Copy the full listing, changing nothing.
(INPUT MATERIAL Opens)
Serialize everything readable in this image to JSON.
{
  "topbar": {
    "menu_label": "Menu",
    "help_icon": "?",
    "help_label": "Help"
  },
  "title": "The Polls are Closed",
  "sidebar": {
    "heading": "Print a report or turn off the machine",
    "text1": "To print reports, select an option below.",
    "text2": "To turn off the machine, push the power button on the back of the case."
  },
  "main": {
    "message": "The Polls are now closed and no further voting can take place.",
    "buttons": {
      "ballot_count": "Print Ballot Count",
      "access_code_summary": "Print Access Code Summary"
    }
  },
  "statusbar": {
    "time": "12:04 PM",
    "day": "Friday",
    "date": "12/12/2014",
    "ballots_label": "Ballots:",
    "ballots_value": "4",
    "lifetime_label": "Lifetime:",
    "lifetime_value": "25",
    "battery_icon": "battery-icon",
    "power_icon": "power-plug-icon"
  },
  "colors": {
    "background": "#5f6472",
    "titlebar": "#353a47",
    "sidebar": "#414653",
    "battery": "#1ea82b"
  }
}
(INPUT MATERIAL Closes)
**YOUR SOLUTION**
Serialize everything readable in this image to JSON.
{
  "topbar": {
    "menu_label": "Menu",
    "help_icon": "?",
    "help_label": "Help"
  },
  "title": "The Polls are Closed",
  "sidebar": {
    "heading": "Print a report or turn off the machine",
    "text1": "To print reports, select an option below.",
    "text2": "To turn off the machine, push the power button on the back of the case."
  },
  "main": {
    "message": "The Polls are now closed and no further voting can take place.",
    "buttons": {
      "ballot_count": "Print Ballot Count",
      "access_code_summary": "Print Access Code Summary"
    }
  },
  "statusbar": {
    "time": "12:04 PM",
    "day": "Friday",
    "date": "12/12/2014",
    "ballots_label": "Ballots:",
    "ballots_value": "4",
    "lifetime_label": "Lifetime:",
    "lifetime_value": "25",
    "battery_icon": "battery-icon",
    "power_icon": "power-plug-icon"
  },
  "colors": {
    "background": "#5f6472",
    "titlebar": "#353a47",
    "sidebar": "#414653",
    "battery": "#1ea82b"
  }
}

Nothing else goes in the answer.